Web page and app entries:

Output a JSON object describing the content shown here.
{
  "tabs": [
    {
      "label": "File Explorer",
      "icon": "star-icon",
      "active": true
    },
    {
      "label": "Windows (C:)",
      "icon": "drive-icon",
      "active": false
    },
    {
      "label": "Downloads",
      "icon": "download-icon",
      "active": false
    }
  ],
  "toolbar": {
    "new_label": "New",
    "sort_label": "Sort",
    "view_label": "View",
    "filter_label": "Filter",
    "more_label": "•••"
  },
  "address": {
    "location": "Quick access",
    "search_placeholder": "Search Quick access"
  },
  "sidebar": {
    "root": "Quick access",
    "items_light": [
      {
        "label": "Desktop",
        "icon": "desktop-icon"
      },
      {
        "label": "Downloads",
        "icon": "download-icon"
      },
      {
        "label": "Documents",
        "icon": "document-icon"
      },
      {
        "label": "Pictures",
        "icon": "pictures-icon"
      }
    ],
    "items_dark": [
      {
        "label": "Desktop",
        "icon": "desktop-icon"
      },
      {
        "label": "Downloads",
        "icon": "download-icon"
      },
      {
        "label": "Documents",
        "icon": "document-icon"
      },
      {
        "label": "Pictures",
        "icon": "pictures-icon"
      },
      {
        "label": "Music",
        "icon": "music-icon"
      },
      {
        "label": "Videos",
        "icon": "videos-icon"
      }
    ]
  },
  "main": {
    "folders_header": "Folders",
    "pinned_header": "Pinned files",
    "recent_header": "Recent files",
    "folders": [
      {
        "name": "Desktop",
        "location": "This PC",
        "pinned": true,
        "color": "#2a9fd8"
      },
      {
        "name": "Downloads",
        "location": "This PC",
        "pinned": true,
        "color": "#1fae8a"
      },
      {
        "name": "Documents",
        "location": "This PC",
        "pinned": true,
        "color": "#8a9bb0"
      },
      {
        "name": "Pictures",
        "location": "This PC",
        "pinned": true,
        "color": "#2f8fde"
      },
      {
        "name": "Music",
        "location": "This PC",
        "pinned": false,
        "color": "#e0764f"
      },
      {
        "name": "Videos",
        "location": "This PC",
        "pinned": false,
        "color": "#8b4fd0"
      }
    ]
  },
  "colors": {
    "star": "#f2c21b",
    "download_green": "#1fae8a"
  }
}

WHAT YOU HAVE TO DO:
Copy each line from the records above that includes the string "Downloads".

RESULT OF THE TASK:
      "label": "Downloads",
        "label": "Downloads",
        "label": "Downloads",
        "name": "Downloads",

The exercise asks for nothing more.